That is very interesting in the United States, for example, that the communities where people are having children tend to be traditional communities. I’m speaking about for example Orthodox Jews, serious Roman Catholics, Mormons. Secular-minded Americans are just not getting married at the same rate and not having many children. It’s interesting to see, especially in comparison with Hungary. I know your country has placed a lot of emphasis on family policy. You have 9.6 million people living here. You know a country suffering from significant population decline ceases to have any real significance to the outside world.
I think the Hungarian conservative family policy is perfectly sensible from both moral and political points of view.
It is rooted in a significantly saner understanding of the relationship between family and politics than the one that has become dominant in England and in America today.
The Hungarian government puts great emphasis on the Judeo-Christian roots of the current policymaking. As a response, the opposition fires back with saying that the conservative government decouples the society from modernity. How would you comment on that?
It’s true, that these measures can be accompanied by some kind of romanticism—especially in Hungary there’s a lot of talk about the Christian character of the family. But it does not mean that the Hungarian society is not modern. It is modern in many ways. It strikes me that most of the policies that the Fidesz government follow here are defensive. These policies are efforts to check if the country moving in the same direction as most Western democracies. And that’s a good thing. I wish we had more of a check on the directions of American society. When people don’t consider the family to be the central unit of society, that really does raise some fundamental questions about the future. We need modernity while avoiding what the political philosopher Eric Voegelin so suggestively called “modernity without restraint.”

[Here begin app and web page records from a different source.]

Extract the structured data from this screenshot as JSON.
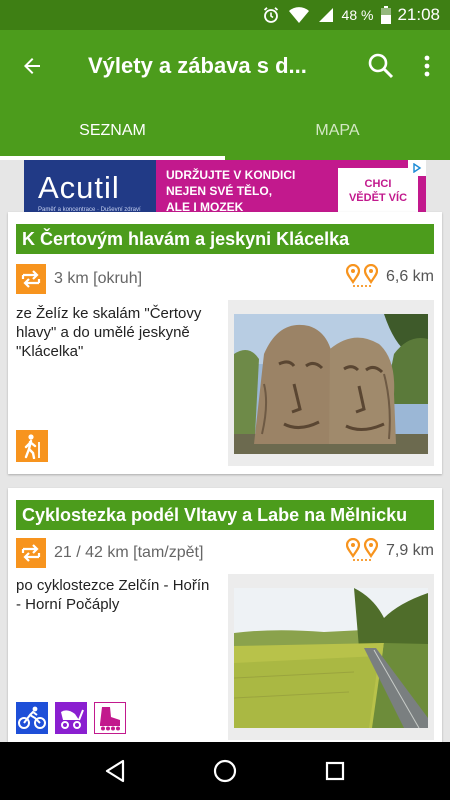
{
  "status_bar": {
    "battery": "48 %",
    "time": "21:08"
  },
  "toolbar": {
    "title": "Výlety a zábava s d...",
    "back_icon": "arrow-back-icon",
    "search_icon": "search-icon",
    "menu_icon": "more-vert-icon"
  },
  "tabs": [
    {
      "label": "SEZNAM",
      "active": true
    },
    {
      "label": "MAPA",
      "active": false
    }
  ],
  "ad": {
    "brand": "Acutil",
    "brand_sub": "Paměť a koncentrace · Duševní zdraví",
    "line1": "UDRŽUJTE V KONDICI",
    "line2": "NEJEN SVÉ TĚLO,",
    "line3": "ALE I MOZEK",
    "cta_line1": "CHCI",
    "cta_line2": "VĚDĚT VÍC",
    "colors": {
      "brand_bg": "#213a86",
      "bg": "#c2198d"
    }
  },
  "trips": [
    {
      "title": "K Čertovým hlavám a jeskyni Klácelka",
      "route": "3 km [okruh]",
      "distance": "6,6 km",
      "description": "ze Želíz ke skalám \"Čertovy hlavy\" a do umělé jeskyně \"Klácelka\"",
      "photo": "rock-heads-photo",
      "activities": [
        "hiking-icon"
      ]
    },
    {
      "title": "Cyklostezka podél Vltavy a Labe na Mělnicku",
      "route": "21 / 42 km [tam/zpět]",
      "distance": "7,9 km",
      "description": "po cyklostezce Zelčín - Hořín - Horní Počáply",
      "photo": "bike-path-photo",
      "activities": [
        "cycling-icon",
        "stroller-icon",
        "inline-skate-icon"
      ]
    }
  ],
  "colors": {
    "primary": "#4c9c1c",
    "primary_dark": "#3e7f14",
    "orange": "#f7941e",
    "blue": "#1e4fd8",
    "purple": "#8a1fd0",
    "pink": "#c2198d"
  }
}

Why is a political community interested in the family?
Because it is interested in the future. And if you break the link between family and procreation and family has no connection to the natural features of human beings, then it’s just a form of voluntary association that has no links to human nature, to political society or to the production of new citizens in the future. Society becomes a spiritual wasteland, bereft of meaning and purpose and open to the most nonsensical ideological modes of thinking.
In my point of view, the enhanced legal protection of marriage is in accordance with even the progressive worldview—simply because even according to the latest liberal standards, positive discrimination is permitted. So, if we take a look at the various ways of cohabitation, and the legislator chose marriage to be favoured by the law—because this way of cohabitation is reproductive and practically underpinned by organically evolved traditions –, then this preference should be not against the standards of liberalism. Do you agree?
Yes, what Hungary has enshrined into law was commonplace in every Western democracy until a half generation ago. So, what we are seeing is not that Hungary is reactionary. It is that the Western democracies have given way to really revolutionary abstractions, and unworkable ones at that. We are only going to see the real consequences of this in two, three or four generations—but it is not going to be pretty.
It is very-very strange that some people in the West think that Hungary is reactionary simply because of having a sane family policy.
I mean there are also lots of things to criticise in Hungary—like in any other country—, but this is not one of them. For me, this seems to be an example of where Hungarian conservatism is much saner than what you are getting in my country for example. I don’t want to overstate, but half of Americans think about these matters just like Hungarians do.